TASK GOAL: The expected answer is all of the entries, written out exactly.

--- START ---

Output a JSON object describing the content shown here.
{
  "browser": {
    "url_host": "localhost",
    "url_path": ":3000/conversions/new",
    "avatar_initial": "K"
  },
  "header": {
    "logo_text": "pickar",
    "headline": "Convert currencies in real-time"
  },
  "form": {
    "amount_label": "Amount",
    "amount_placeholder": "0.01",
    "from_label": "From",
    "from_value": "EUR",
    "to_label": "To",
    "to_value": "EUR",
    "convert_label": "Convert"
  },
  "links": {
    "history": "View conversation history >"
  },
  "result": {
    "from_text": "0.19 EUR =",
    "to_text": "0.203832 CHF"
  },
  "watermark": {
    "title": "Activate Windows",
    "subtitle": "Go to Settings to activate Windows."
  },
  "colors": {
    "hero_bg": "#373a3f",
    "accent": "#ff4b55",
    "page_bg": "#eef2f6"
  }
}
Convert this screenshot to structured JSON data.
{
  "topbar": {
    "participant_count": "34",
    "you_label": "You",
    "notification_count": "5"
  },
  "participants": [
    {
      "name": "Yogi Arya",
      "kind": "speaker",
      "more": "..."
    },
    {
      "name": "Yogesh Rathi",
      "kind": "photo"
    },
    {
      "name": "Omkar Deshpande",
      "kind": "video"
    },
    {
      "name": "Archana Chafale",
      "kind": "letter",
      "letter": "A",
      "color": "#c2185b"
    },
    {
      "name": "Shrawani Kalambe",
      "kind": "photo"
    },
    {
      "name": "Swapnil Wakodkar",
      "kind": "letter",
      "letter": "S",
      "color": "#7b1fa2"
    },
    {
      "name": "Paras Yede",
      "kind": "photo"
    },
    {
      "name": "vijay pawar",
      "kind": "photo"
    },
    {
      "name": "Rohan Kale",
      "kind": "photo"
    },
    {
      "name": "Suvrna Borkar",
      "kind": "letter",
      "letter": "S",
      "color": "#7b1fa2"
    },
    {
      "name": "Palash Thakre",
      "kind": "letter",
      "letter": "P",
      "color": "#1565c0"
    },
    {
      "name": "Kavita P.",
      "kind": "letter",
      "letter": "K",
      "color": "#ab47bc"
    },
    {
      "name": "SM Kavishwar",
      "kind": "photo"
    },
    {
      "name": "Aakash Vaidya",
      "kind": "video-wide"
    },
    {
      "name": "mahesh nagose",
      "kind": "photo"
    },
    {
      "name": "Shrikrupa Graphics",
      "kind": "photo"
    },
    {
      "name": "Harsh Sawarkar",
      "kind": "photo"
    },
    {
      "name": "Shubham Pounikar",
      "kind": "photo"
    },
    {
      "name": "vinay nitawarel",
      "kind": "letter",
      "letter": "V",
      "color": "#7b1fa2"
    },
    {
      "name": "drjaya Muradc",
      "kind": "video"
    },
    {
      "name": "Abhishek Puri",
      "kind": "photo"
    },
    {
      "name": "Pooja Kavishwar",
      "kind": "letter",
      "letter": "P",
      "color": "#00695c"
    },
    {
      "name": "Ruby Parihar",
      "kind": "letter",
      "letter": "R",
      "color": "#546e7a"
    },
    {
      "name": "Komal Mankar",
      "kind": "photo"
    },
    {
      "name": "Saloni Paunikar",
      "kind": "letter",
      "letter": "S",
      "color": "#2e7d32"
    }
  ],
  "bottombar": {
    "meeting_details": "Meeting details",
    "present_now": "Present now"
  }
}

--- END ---

RESPONSE AREA:
Output a JSON object describing the content shown here.
{
  "browser": {
    "url_host": "localhost",
    "url_path": ":3000/conversions/new",
    "avatar_initial": "K"
  },
  "header": {
    "logo_text": "pickar",
    "headline": "Convert currencies in real-time"
  },
  "form": {
    "amount_label": "Amount",
    "amount_placeholder": "0.01",
    "from_label": "From",
    "from_value": "EUR",
    "to_label": "To",
    "to_value": "EUR",
    "convert_label": "Convert"
  },
  "links": {
    "history": "View conversation history >"
  },
  "result": {
    "from_text": "0.19 EUR =",
    "to_text": "0.203832 CHF"
  },
  "watermark": {
    "title": "Activate Windows",
    "subtitle": "Go to Settings to activate Windows."
  },
  "colors": {
    "hero_bg": "#373a3f",
    "accent": "#ff4b55",
    "page_bg": "#eef2f6"
  }
}
Convert this screenshot to structured JSON data.
{
  "topbar": {
    "participant_count": "34",
    "you_label": "You",
    "notification_count": "5"
  },
  "participants": [
    {
      "name": "Yogi Arya",
      "kind": "speaker",
      "more": "..."
    },
    {
      "name": "Yogesh Rathi",
      "kind": "photo"
    },
    {
      "name": "Omkar Deshpande",
      "kind": "video"
    },
    {
      "name": "Archana Chafale",
      "kind": "letter",
      "letter": "A",
      "color": "#c2185b"
    },
    {
      "name": "Shrawani Kalambe",
      "kind": "photo"
    },
    {
      "name": "Swapnil Wakodkar",
      "kind": "letter",
      "letter": "S",
      "color": "#7b1fa2"
    },
    {
      "name": "Paras Yede",
      "kind": "photo"
    },
    {
      "name": "vijay pawar",
      "kind": "photo"
    },
    {
      "name": "Rohan Kale",
      "kind": "photo"
    },
    {
      "name": "Suvrna Borkar",
      "kind": "letter",
      "letter": "S",
      "color": "#7b1fa2"
    },
    {
      "name": "Palash Thakre",
      "kind": "letter",
      "letter": "P",
      "color": "#1565c0"
    },
    {
      "name": "Kavita P.",
      "kind": "letter",
      "letter": "K",
      "color": "#ab47bc"
    },
    {
      "name": "SM Kavishwar",
      "kind": "photo"
    },
    {
      "name": "Aakash Vaidya",
      "kind": "video-wide"
    },
    {
      "name": "mahesh nagose",
      "kind": "photo"
    },
    {
      "name": "Shrikrupa Graphics",
      "kind": "photo"
    },
    {
      "name": "Harsh Sawarkar",
      "kind": "photo"
    },
    {
      "name": "Shubham Pounikar",
      "kind": "photo"
    },
    {
      "name": "vinay nitawarel",
      "kind": "letter",
      "letter": "V",
      "color": "#7b1fa2"
    },
    {
      "name": "drjaya Muradc",
      "kind": "video"
    },
    {
      "name": "Abhishek Puri",
      "kind": "photo"
    },
    {
      "name": "Pooja Kavishwar",
      "kind": "letter",
      "letter": "P",
      "color": "#00695c"
    },
    {
      "name": "Ruby Parihar",
      "kind": "letter",
      "letter": "R",
      "color": "#546e7a"
    },
    {
      "name": "Komal Mankar",
      "kind": "photo"
    },
    {
      "name": "Saloni Paunikar",
      "kind": "letter",
      "letter": "S",
      "color": "#2e7d32"
    }
  ],
  "bottombar": {
    "meeting_details": "Meeting details",
    "present_now": "Present now"
  }
}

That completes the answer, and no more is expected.